Beyond Property Protection:
How Communities Can Invest in Flood Mitigation
There are three main things you can do to protect your property from losses before a flood: buy flood insurance, install structural protections, and devise a flood safety plan.
But what about your neighbors, your city, and your state?
Flooding can have devastating lasting impacts on entire communities years after a flood strikes, especially if their residents don’t have all three components of protection prepared beforehand.
Residents, local governments, real estate agents, and flood insurance agents can all work together to strengthen their community’s flood mitigation. The extent of necessary action will depend on the area’s flood risk, but these three strategies can help any community establish a baseline preparedness for a flood of any size.
1: Lead a Flood Risk Awareness Campaign
Anywhere it can rain, it can flood. But many Americans don’t know that they live in an area that has a flood risk.
In communities along the southern Atlantic coast, hurricane season is an annual reminder of the dangers of flooding. But in an inland state like Nebraska, long dry periods can push flooding to the back of one’s mind until a historic event like the 2019 Midwestern floods hits.
Having flood insurance is the single best way for property owners to prevent financial losses after a flood. In order to get the coverage they need, they’ll need to understand their flood risk first.
These community members can lead a three-pronged flood risk education campaign:
One in three flood claims come from areas with a low or moderate flood risk. Communities outside of high-risk flood zones aren’t exempt from the need for flood awareness.
If you’re an insurance agent, head to our Agent Resources for more information about flood education.
2: Invest in Structural Flood Mitigation: From Trees to Levees
Beyond individual homeowners adding property-level structural protections like gutters and flood vents, communities can undertake a number of projects that minimize flood damage collectively.
Some common community structural flood mitigation projects are…
- Retention ponds
These projects range widely in cost and scale, but just one jetty could sizably reduce the amount of water that floods an area during a storm.
The US Army Corps of Engineers is the federal agency responsible for executing and maintaining structural mitigation projects, while a number of smaller organizations can assist at the local level.

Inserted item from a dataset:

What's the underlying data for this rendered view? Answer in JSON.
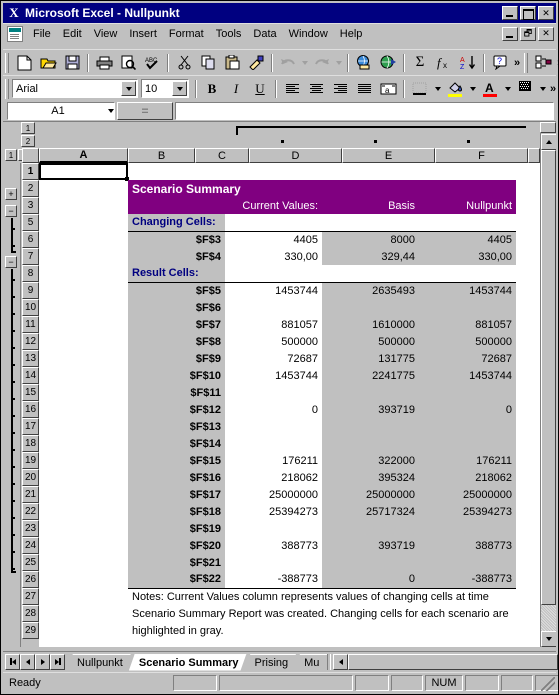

The USACE is a good place to start when consulting experts about a flood mitigation project.
An easy and inexpensive flood mitigation strategy that any community can execute is simply planting more trees. A number of studies have shown that integrating trees into stormwater management design can help control runoff, reduce erosion, and provide physical shields against floodwater.
3: Apply for Funding for Large Flood Mitigation Projects
If your community would benefit from a large-scale infrastructure project such as a dam renovation, there are a number of grants and funding opportunities available.
FEMA offers Flood Mitigation Assistance (FMA) grants to states, local communities, and federally recognized tribes and territories. FEMA chooses recipients based on the cost-effectiveness and potential impact of the proposed plan.
There are also a number of state funding resources like the Texas’ Flood Infrastructure Fund and California’s Urban Flood Protection. Many of these programs provide guidance in planning flood mitigation projects in addition to funding.
Check your own state and local government’s websites for more information about applicable funding sources.
Proactive Communities Are Resilient Communities
As a property at the top of a hill will have a different risk profile than one at the bottom, it’s no doubt important for property owners to take their own steps toward flood preparedness.
But as a whole, communities can take action to significantly reduce the impact of flooding when they act long before the water arrives. Flood insurance agents, real estate agents, and local governments can raise better flood awareness and help property owners get financial protection, while local governments can invest in structural mitigation and seek additional funding if they need it.
Head to our Intro to Flood resources to learn more about the basics of flood insurance.